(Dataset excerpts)
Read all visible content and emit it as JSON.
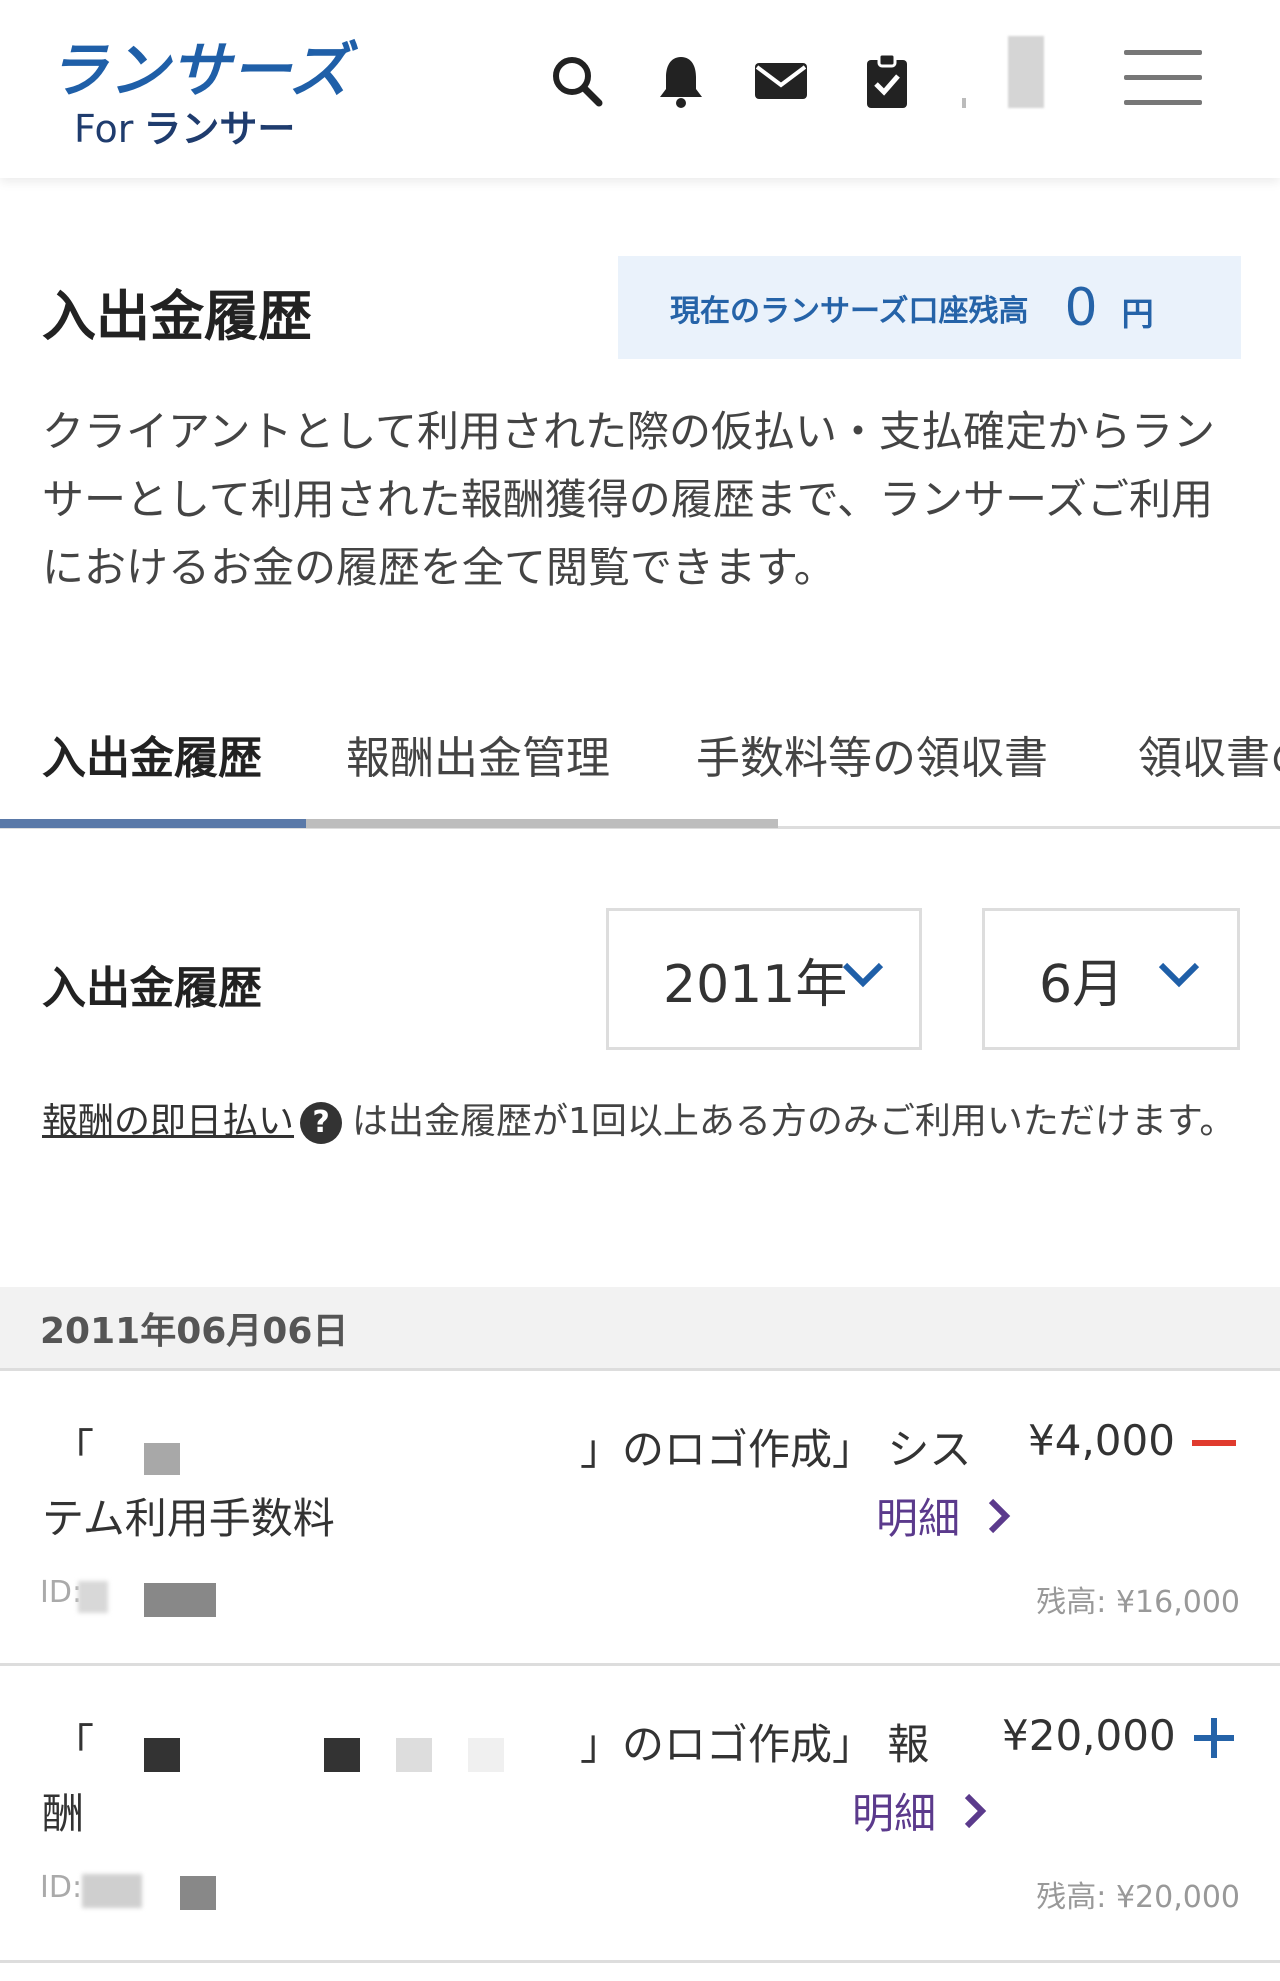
{
  "header": {
    "logo_main": "ランサーズ",
    "logo_for": "For",
    "logo_sub": "ランサー"
  },
  "page": {
    "title": "入出金履歴",
    "balance_label": "現在のランサーズ口座残高",
    "balance_value": "0",
    "balance_unit": "円",
    "description": "クライアントとして利用された際の仮払い・支払確定からランサーとして利用された報酬獲得の履歴まで、ランサーズご利用におけるお金の履歴を全て閲覧できます。"
  },
  "tabs": [
    {
      "label": "入出金履歴"
    },
    {
      "label": "報酬出金管理"
    },
    {
      "label": "手数料等の領収書"
    },
    {
      "label": "領収書の"
    }
  ],
  "filter": {
    "section_title": "入出金履歴",
    "year": "2011年",
    "month": "6月"
  },
  "note": {
    "link": "報酬の即日払い",
    "help": "?",
    "text": "は出金履歴が1回以上ある方のみご利用いただけます。"
  },
  "date_header": "2011年06月06日",
  "entries": [
    {
      "quote_open": "「",
      "quote_close": "」のロゴ作成」 シス",
      "line2": "テム利用手数料",
      "amount": "¥4,000",
      "detail": "明細",
      "id_label": "ID:",
      "balance": "残高: ¥16,000",
      "type": "minus",
      "sign_color": "#e03b2e"
    },
    {
      "quote_open": "「",
      "quote_close": "」のロゴ作成」 報",
      "line2": "酬",
      "amount": "¥20,000",
      "detail": "明細",
      "id_label": "ID:",
      "balance": "残高: ¥20,000",
      "type": "plus",
      "sign_color": "#2563a8"
    }
  ]
}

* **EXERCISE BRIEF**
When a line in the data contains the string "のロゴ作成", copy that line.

* **WORKED SOLUTION**
      "quote_close": "」のロゴ作成」 シス",
      "quote_close": "」のロゴ作成」 報",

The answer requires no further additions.